''Bring the comb and play upon it . . .''
There was a novelty to our Seventh Annual Bicentennial Observance, as community and friends gathered again for our ceremonial flag raising and patriotic breakfast on the Glorious Fourth of July. (Not on your fifth!) We lacked a musician and had to make do. Well, customarily after The Color, The Cannon, and The Declaration, everybody is piped to the shore for the pancakes and sausages, and it's a matter of a couple hundred yards from flagstaff to fireplace. Early in this series we noticed a hesitancy about moving along, as if the folks who come aren't just sure, so we found somebody to pound a drum, and this eased the hesitancy into a jaunty parade that stepped off the distance. Last year a flautist was added, and a color bearer, and Yankee Doodle trotted everybody right along. This year our drummer was in England and our flautist couldn't come, so along in June I had an idea.
I went to a store and asked for some kazoos.
I had in mind about six - a kazoo band with tambourines, the musicians being the childers of the congregation. Why not?
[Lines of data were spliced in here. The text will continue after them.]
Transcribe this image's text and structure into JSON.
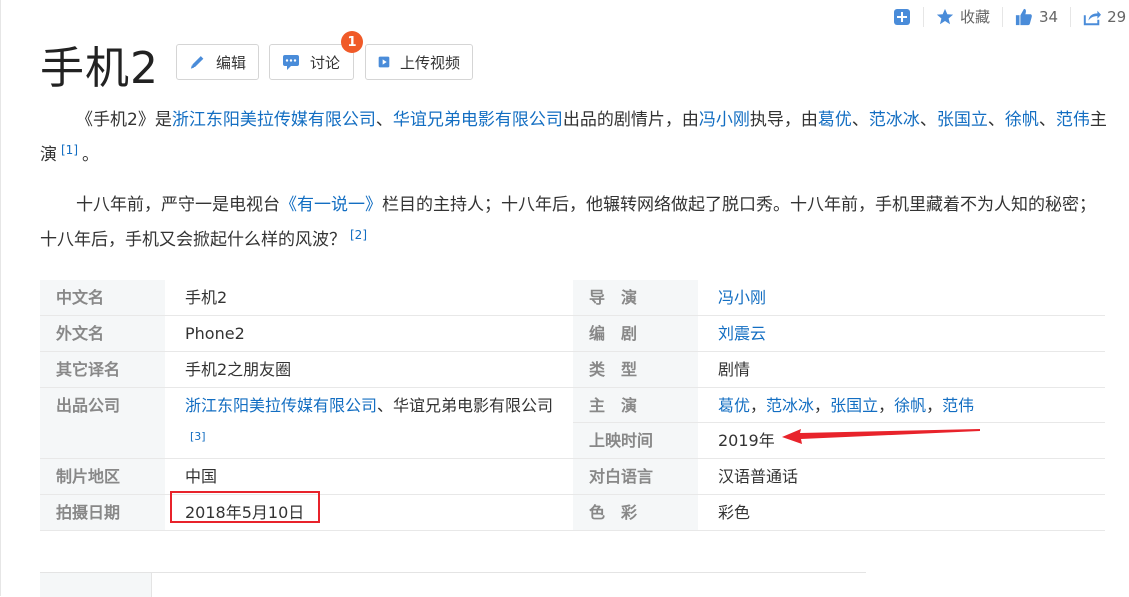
{
  "toolbar": {
    "favorite_label": "收藏",
    "like_count": "34",
    "share_count": "29"
  },
  "title": "手机2",
  "buttons": {
    "edit": "编辑",
    "discuss": "讨论",
    "discuss_badge": "1",
    "upload_video": "上传视频"
  },
  "summary": {
    "open_quote": "《手机2》是",
    "company1": "浙江东阳美拉传媒有限公司",
    "sep1": "、",
    "company2": "华谊兄弟电影有限公司",
    "mid1": "出品的剧情片，由",
    "director": "冯小刚",
    "mid2": "执导，由",
    "actor1": "葛优",
    "sep2": "、",
    "actor2": "范冰冰",
    "sep3": "、",
    "actor3": "张国立",
    "sep4": "、",
    "actor4": "徐帆",
    "sep5": "、",
    "actor5": "范伟",
    "end": "主演",
    "ref": "[1]",
    "period": "。"
  },
  "plot": {
    "part1": "十八年前，严守一是电视台",
    "show": "《有一说一》",
    "part2": "栏目的主持人；十八年后，他辗转网络做起了脱口秀。十八年前，手机里藏着不为人知的秘密；十八年后，手机又会掀起什么样的风波？",
    "ref": "[2]"
  },
  "info": {
    "left": [
      {
        "key": "中文名",
        "value": "手机2"
      },
      {
        "key": "外文名",
        "value": "Phone2"
      },
      {
        "key": "其它译名",
        "value": "手机2之朋友圈"
      },
      {
        "key": "出品公司",
        "value_link": "浙江东阳美拉传媒有限公司",
        "value_rest": "、华谊兄弟电影有限公司",
        "ref": "[3]"
      },
      {
        "key": "制片地区",
        "value": "中国"
      },
      {
        "key": "拍摄日期",
        "value": "2018年5月10日"
      }
    ],
    "right": [
      {
        "key": "导　演",
        "value": "冯小刚"
      },
      {
        "key": "编　剧",
        "value": "刘震云"
      },
      {
        "key": "类　型",
        "value": "剧情"
      },
      {
        "key": "主　演",
        "actors": [
          "葛优",
          "范冰冰",
          "张国立",
          "徐帆",
          "范伟"
        ],
        "separator": "，"
      },
      {
        "key": "上映时间",
        "value": "2019年"
      },
      {
        "key": "对白语言",
        "value": "汉语普通话"
      },
      {
        "key": "色　彩",
        "value": "彩色"
      }
    ]
  },
  "colors": {
    "link": "#136ec2",
    "badge": "#f05a28",
    "annotation_red": "#e8232b",
    "label_bg": "#f5f7f8"
  },
  "icons": [
    "plus-square-icon",
    "star-icon",
    "thumbs-up-icon",
    "share-icon",
    "pencil-icon",
    "chat-icon",
    "play-icon"
  ]
}
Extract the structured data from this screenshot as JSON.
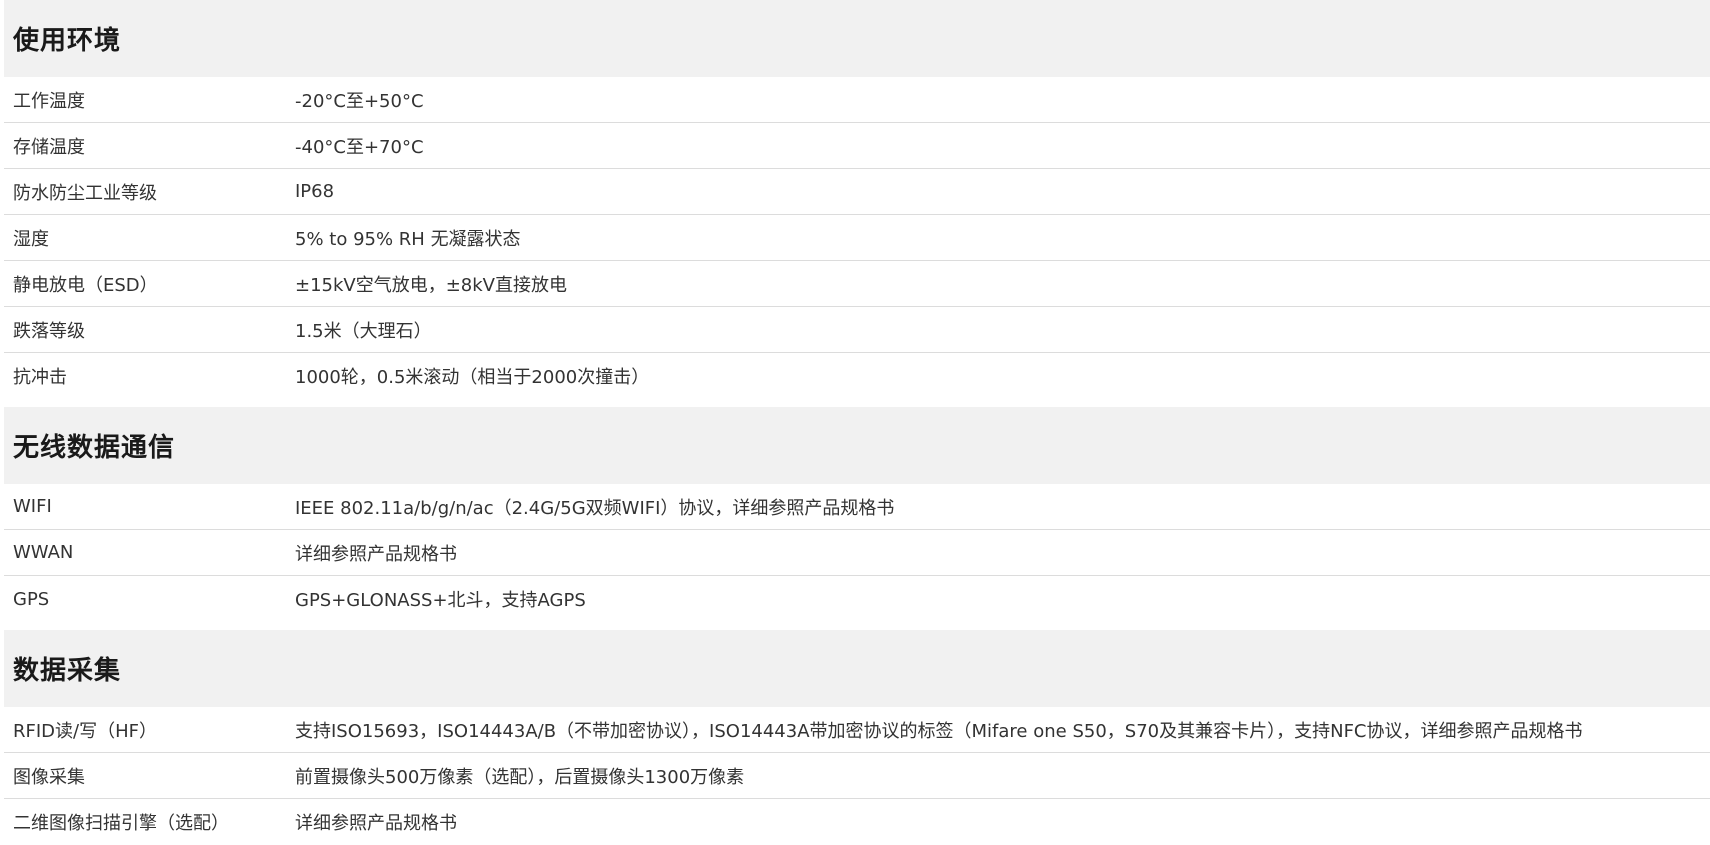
{
  "sections": [
    {
      "title": "使用环境",
      "rows": [
        {
          "label": "工作温度",
          "value": "-20°C至+50°C"
        },
        {
          "label": "存储温度",
          "value": "-40°C至+70°C"
        },
        {
          "label": "防水防尘工业等级",
          "value": "IP68"
        },
        {
          "label": "湿度",
          "value": "5% to 95% RH 无凝露状态"
        },
        {
          "label": "静电放电（ESD）",
          "value": "±15kV空气放电，±8kV直接放电"
        },
        {
          "label": "跌落等级",
          "value": "1.5米（大理石）"
        },
        {
          "label": "抗冲击",
          "value": "1000轮，0.5米滚动（相当于2000次撞击）"
        }
      ]
    },
    {
      "title": "无线数据通信",
      "rows": [
        {
          "label": "WIFI",
          "value": "IEEE 802.11a/b/g/n/ac（2.4G/5G双频WIFI）协议，详细参照产品规格书"
        },
        {
          "label": "WWAN",
          "value": "详细参照产品规格书"
        },
        {
          "label": "GPS",
          "value": "GPS+GLONASS+北斗，支持AGPS"
        }
      ]
    },
    {
      "title": "数据采集",
      "rows": [
        {
          "label": "RFID读/写（HF）",
          "value": "支持ISO15693，ISO14443A/B（不带加密协议），ISO14443A带加密协议的标签（Mifare one S50，S70及其兼容卡片），支持NFC协议，详细参照产品规格书"
        },
        {
          "label": "图像采集",
          "value": "前置摄像头500万像素（选配），后置摄像头1300万像素"
        },
        {
          "label": "二维图像扫描引擎（选配）",
          "value": "详细参照产品规格书"
        }
      ]
    }
  ]
}
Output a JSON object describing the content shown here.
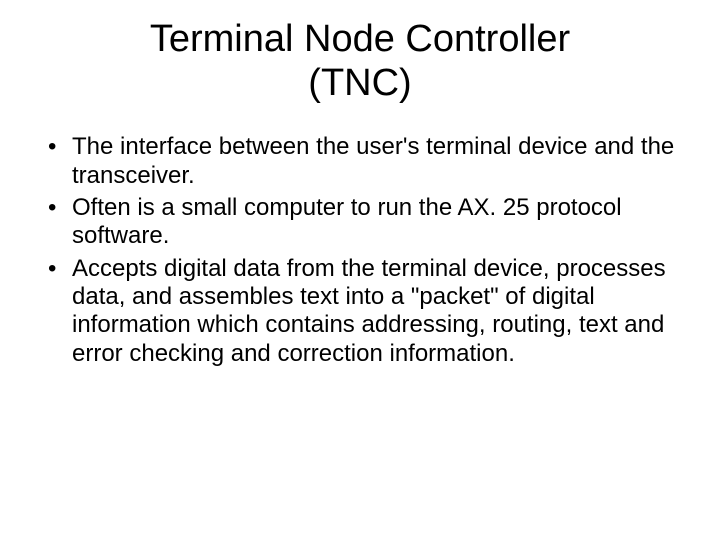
{
  "title_line1": "Terminal Node Controller",
  "title_line2": "(TNC)",
  "bullets": [
    "The interface between the user's terminal device and the transceiver.",
    "Often is a small computer to run the AX. 25 protocol software.",
    "Accepts digital data from the terminal device, processes data, and assembles text into a \"packet\" of digital information which contains addressing, routing, text and error checking and correction information."
  ]
}
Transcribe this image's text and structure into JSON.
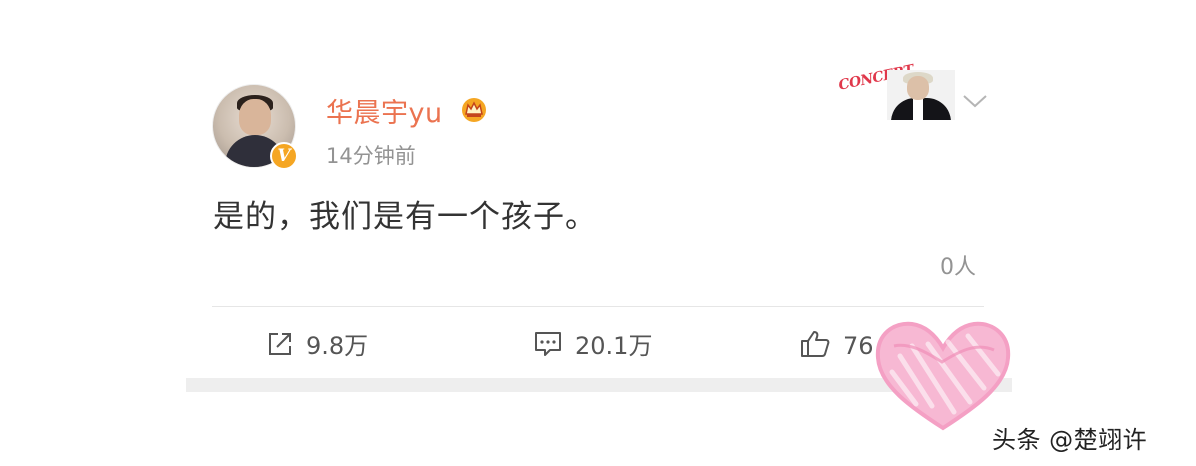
{
  "post": {
    "username": "华晨宇yu",
    "timestamp": "14分钟前",
    "text": "是的，我们是有一个孩子。",
    "likes_label": "0人"
  },
  "banner": {
    "text": "CONCERT"
  },
  "actions": {
    "repost_count": "9.8万",
    "comment_count": "20.1万",
    "like_count": "76.9万"
  },
  "watermark": {
    "text": "头条 @楚翊许"
  },
  "colors": {
    "username": "#eb7350",
    "timestamp": "#939393",
    "badge": "#f5a623",
    "heart": "#f6a9c8"
  },
  "icons": [
    "crown-icon",
    "verified-badge-icon",
    "chevron-down-icon",
    "repost-icon",
    "comment-icon",
    "like-icon",
    "heart-sticker-icon"
  ]
}
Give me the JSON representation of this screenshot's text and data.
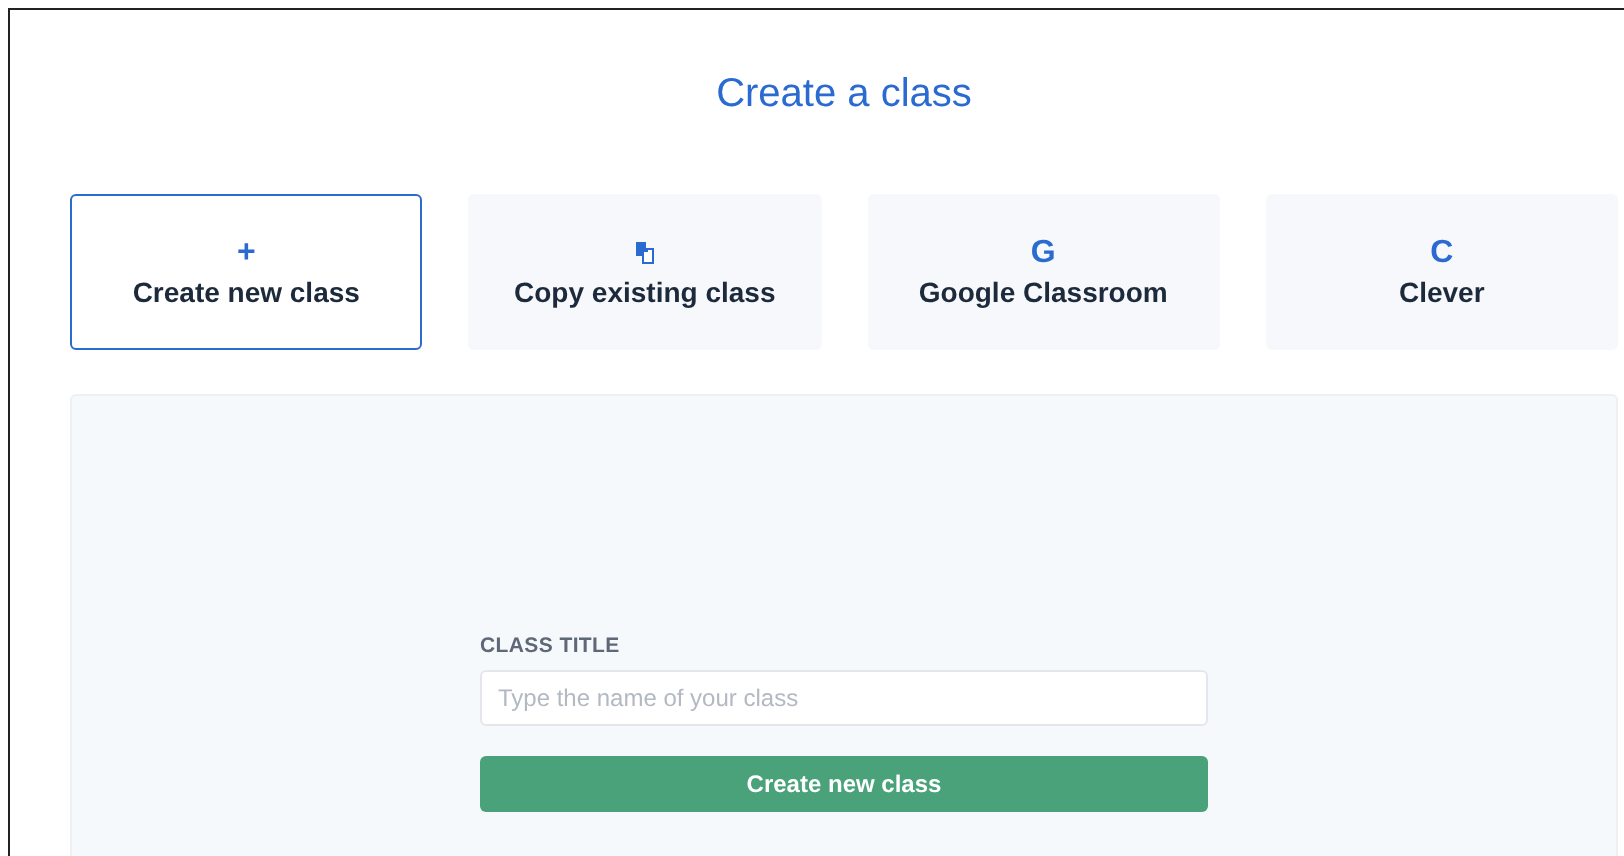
{
  "title": "Create a class",
  "options": [
    {
      "kind": "glyph",
      "icon": "+",
      "label": "Create new class",
      "selected": true
    },
    {
      "kind": "copy",
      "label": "Copy existing class",
      "selected": false
    },
    {
      "kind": "glyph",
      "icon": "G",
      "label": "Google Classroom",
      "selected": false
    },
    {
      "kind": "glyph",
      "icon": "C",
      "label": "Clever",
      "selected": false
    }
  ],
  "form": {
    "label": "CLASS TITLE",
    "placeholder": "Type the name of your class",
    "button": "Create new class"
  }
}
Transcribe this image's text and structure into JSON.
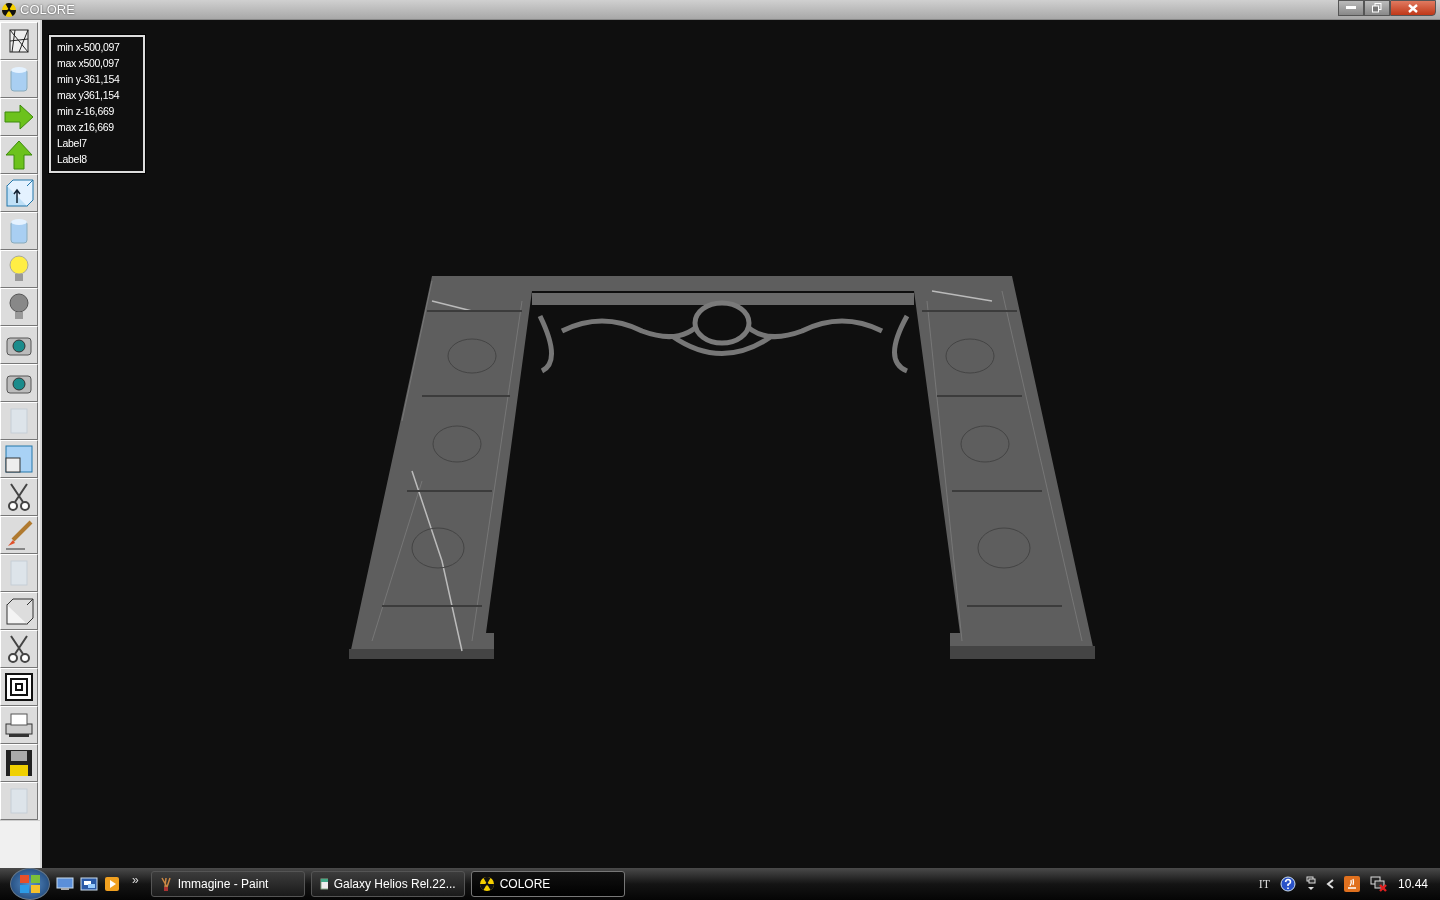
{
  "window": {
    "title": "COLORE"
  },
  "info_labels": [
    "min x-500,097",
    "max x500,097",
    "min y-361,154",
    "max y361,154",
    "min z-16,669",
    "max z16,669",
    "Label7",
    "Label8"
  ],
  "taskbar": {
    "quick_launch_more": "»",
    "tasks": [
      {
        "label": "Immagine - Paint",
        "selected": false
      },
      {
        "label": "Galaxy Helios  Rel.22...",
        "selected": false
      },
      {
        "label": "COLORE",
        "selected": true
      }
    ],
    "language": "IT",
    "clock": "10.44"
  }
}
Then I went to all the other stores, and all I got was a look as if I ought to know better and a ''A ka-what?'' The kazoo, I was ready to report, had gone with the drip pan of the ice chest, the kerosene barn lantern, and such obsolete oddities of Great-grandmother's day. I went to enough stores to establish a trend. But when I went into my favorite hardware store, one that has found me my quirks and curiosities for many years, the man looked up to say ''A ka-what?'' and was accompanied by a snicker behind me. I turned to find a most good-looking young woman with a smile on her lips and a twinkle in her eye. She was waiting while a purchase was wrapped, and now she lifted her hands to her mouth, feigned a deep breath, and went, ''Tatata-tee-tatata-tee, tah, tah, tah,'' and marched around the houseware counter as if J. P. Sousa himself were conducting seventy-six instruments in The Stars and Stripes Forever. I ran off a paradiddle on a dishpan, after which we embraced as is the privilege of kindred souls, although we hadn't met before. ''Why in the world do you want a kazoo?'' she asked.
''I'm organizing a band for the Fourth of July.''
Several customers now moved toward the exit, as if fleeing imminent disaster; the proprietor looked as if he were debating whether to call the police or the funny cart; and she said, ''I want to be in it!''
Then she said she was pretty sure I could get kazoos at Mr. Tandyfour's toy shop, but even there, when I applied, the clerk said, ''A ka-what?'' But another clerk interposed her opinion that kazoos can be had, and she would make a telephone call and find out.
I assume she called a wholesaler, because she came shortly to tell me she could get one by Friday, and it would cost me eighty-nine cents.
''Get me six,'' I said, and the first clerk said, ''What are you talking about?''
On the Saturday before The Fourth, which we observed patriotically on the proper day, we lined up our musicians with kazoos and tambourines, and it didn't take long to whip up a dandy band. None of the musicians had heard of a kazoo, had played a kazoo, being of tender age, but in the aggregation of the following morning quite a few of the older folks responded, remembering the kazoo from away back, and you could spot them by the way they held their hands over their ears. But to most, the sweet strains of the instrument were being heard for the first time.
Our observance has the merit of being concluded by eight o'clock, leaving the rest of The Fourth free time, and after everybody is gone I tidy up. The saluting cannon must be cleaned, and the big frypans washed and buttered. And I collected my six kazoos to be laid away for the next annual bicentennial, should we lack drum and flute again, heaven forbid.